[Opening Available data section]

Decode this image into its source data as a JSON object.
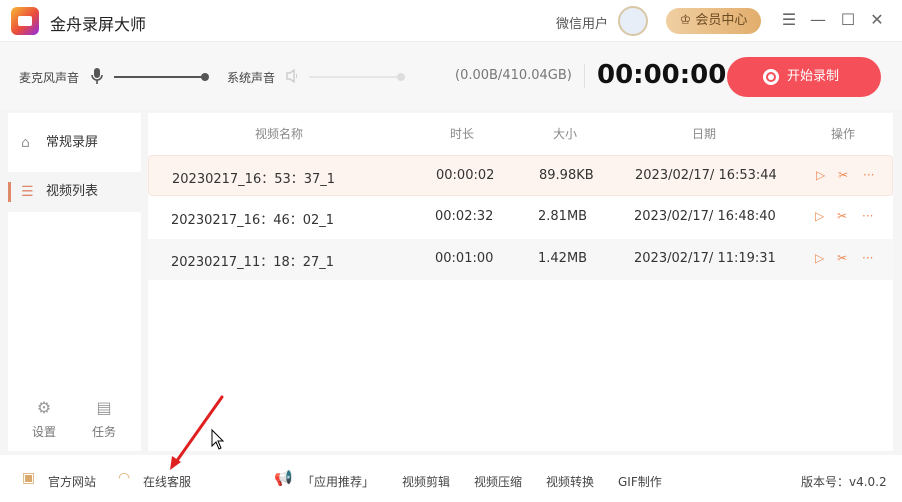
{
  "app": {
    "title": "金舟录屏大师",
    "user_name": "微信用户",
    "vip_label": "会员中心"
  },
  "window": {
    "menu": "☰",
    "minimize": "—",
    "maximize": "☐",
    "close": "✕"
  },
  "controls": {
    "mic_label": "麦克风声音",
    "mic_level": 1.0,
    "system_label": "系统声音",
    "system_level": 1.0,
    "system_muted": true,
    "storage": "(0.00B/410.04GB)",
    "timer": "00:00:00",
    "record_label": "开始录制"
  },
  "sidebar": {
    "items": [
      {
        "label": "常规录屏",
        "icon": "camera-icon"
      },
      {
        "label": "视频列表",
        "icon": "list-icon",
        "active": true
      }
    ],
    "settings": "设置",
    "tasks": "任务"
  },
  "table": {
    "headers": [
      "视频名称",
      "时长",
      "大小",
      "日期",
      "操作"
    ],
    "rows": [
      {
        "name": "20230217_16：53：37_1",
        "duration": "00:00:02",
        "size": "89.98KB",
        "date": "2023/02/17/ 16:53:44"
      },
      {
        "name": "20230217_16：46：02_1",
        "duration": "00:02:32",
        "size": "2.81MB",
        "date": "2023/02/17/ 16:48:40"
      },
      {
        "name": "20230217_11：18：27_1",
        "duration": "00:01:00",
        "size": "1.42MB",
        "date": "2023/02/17/ 11:19:31"
      }
    ]
  },
  "footer": {
    "website": "官方网站",
    "support": "在线客服",
    "recommend": "「应用推荐」",
    "links": [
      "视频剪辑",
      "视频压缩",
      "视频转换",
      "GIF制作"
    ],
    "version": "版本号：v4.0.2"
  },
  "colors": {
    "accent": "#f5505a",
    "highlight": "#fdf4ef",
    "action": "#ef8a55",
    "annotation": "#e02020"
  }
}
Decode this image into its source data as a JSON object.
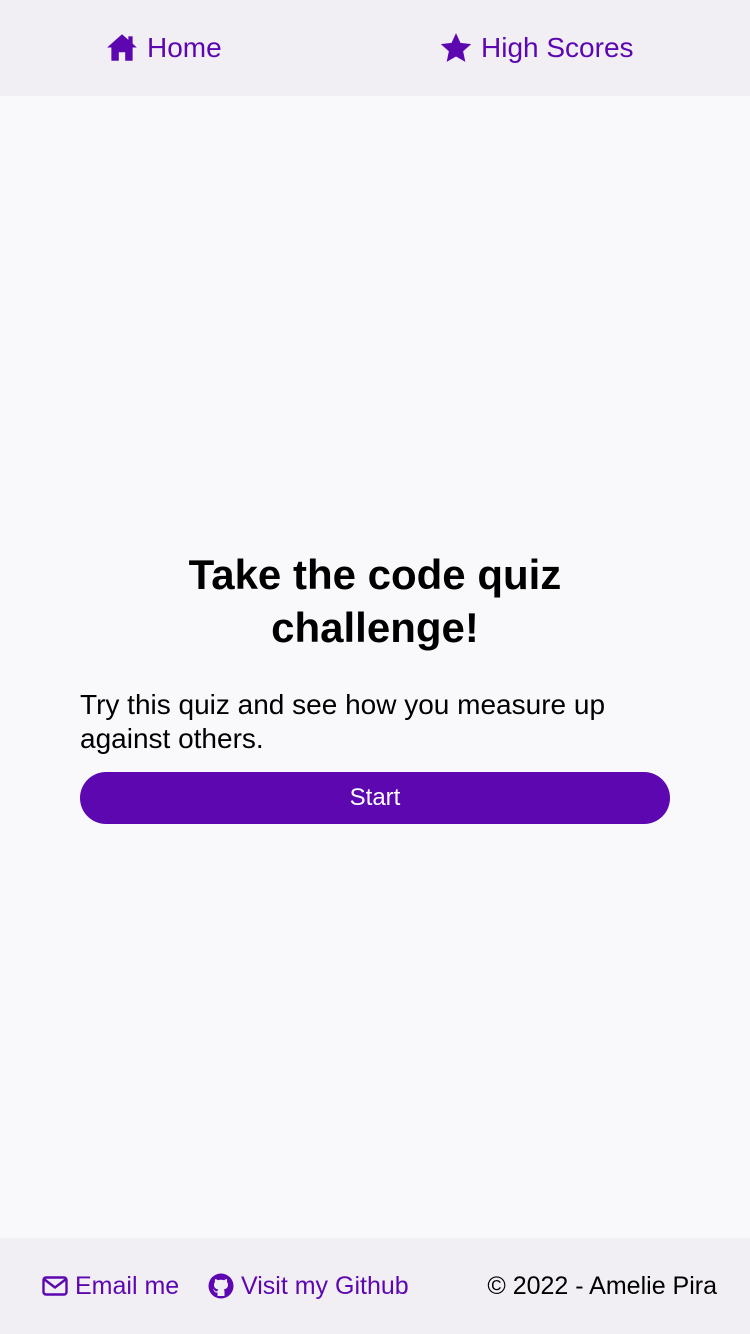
{
  "colors": {
    "accent": "#5c07b0",
    "nav_background": "#f1eff4",
    "page_background": "#f9f9fb",
    "button_text": "#ffffff"
  },
  "nav": {
    "home": {
      "label": "Home",
      "icon": "home-icon"
    },
    "high_scores": {
      "label": "High Scores",
      "icon": "star-icon"
    }
  },
  "main": {
    "title": "Take the code quiz challenge!",
    "lead": "Try this quiz and see how you measure up against others.",
    "start_label": "Start"
  },
  "footer": {
    "email": {
      "label": "Email me",
      "icon": "envelope-icon"
    },
    "github": {
      "label": "Visit my Github",
      "icon": "github-icon"
    },
    "copyright": "© 2022 - Amelie Pira"
  }
}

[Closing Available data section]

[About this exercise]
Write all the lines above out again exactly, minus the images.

[Answer]
Decode this image into its source data as a JSON object.
{
  "app": {
    "title": "金舟录屏大师",
    "user_name": "微信用户",
    "vip_label": "会员中心"
  },
  "window": {
    "menu": "☰",
    "minimize": "—",
    "maximize": "☐",
    "close": "✕"
  },
  "controls": {
    "mic_label": "麦克风声音",
    "mic_level": 1.0,
    "system_label": "系统声音",
    "system_level": 1.0,
    "system_muted": true,
    "storage": "(0.00B/410.04GB)",
    "timer": "00:00:00",
    "record_label": "开始录制"
  },
  "sidebar": {
    "items": [
      {
        "label": "常规录屏",
        "icon": "camera-icon"
      },
      {
        "label": "视频列表",
        "icon": "list-icon",
        "active": true
      }
    ],
    "settings": "设置",
    "tasks": "任务"
  },
  "table": {
    "headers": [
      "视频名称",
      "时长",
      "大小",
      "日期",
      "操作"
    ],
    "rows": [
      {
        "name": "20230217_16：53：37_1",
        "duration": "00:00:02",
        "size": "89.98KB",
        "date": "2023/02/17/ 16:53:44"
      },
      {
        "name": "20230217_16：46：02_1",
        "duration": "00:02:32",
        "size": "2.81MB",
        "date": "2023/02/17/ 16:48:40"
      },
      {
        "name": "20230217_11：18：27_1",
        "duration": "00:01:00",
        "size": "1.42MB",
        "date": "2023/02/17/ 11:19:31"
      }
    ]
  },
  "footer": {
    "website": "官方网站",
    "support": "在线客服",
    "recommend": "「应用推荐」",
    "links": [
      "视频剪辑",
      "视频压缩",
      "视频转换",
      "GIF制作"
    ],
    "version": "版本号：v4.0.2"
  },
  "colors": {
    "accent": "#f5505a",
    "highlight": "#fdf4ef",
    "action": "#ef8a55",
    "annotation": "#e02020"
  }
}
Decode this image into its source data as a JSON object.
{
  "colors": {
    "accent": "#5c07b0",
    "nav_background": "#f1eff4",
    "page_background": "#f9f9fb",
    "button_text": "#ffffff"
  },
  "nav": {
    "home": {
      "label": "Home",
      "icon": "home-icon"
    },
    "high_scores": {
      "label": "High Scores",
      "icon": "star-icon"
    }
  },
  "main": {
    "title": "Take the code quiz challenge!",
    "lead": "Try this quiz and see how you measure up against others.",
    "start_label": "Start"
  },
  "footer": {
    "email": {
      "label": "Email me",
      "icon": "envelope-icon"
    },
    "github": {
      "label": "Visit my Github",
      "icon": "github-icon"
    },
    "copyright": "© 2022 - Amelie Pira"
  }
}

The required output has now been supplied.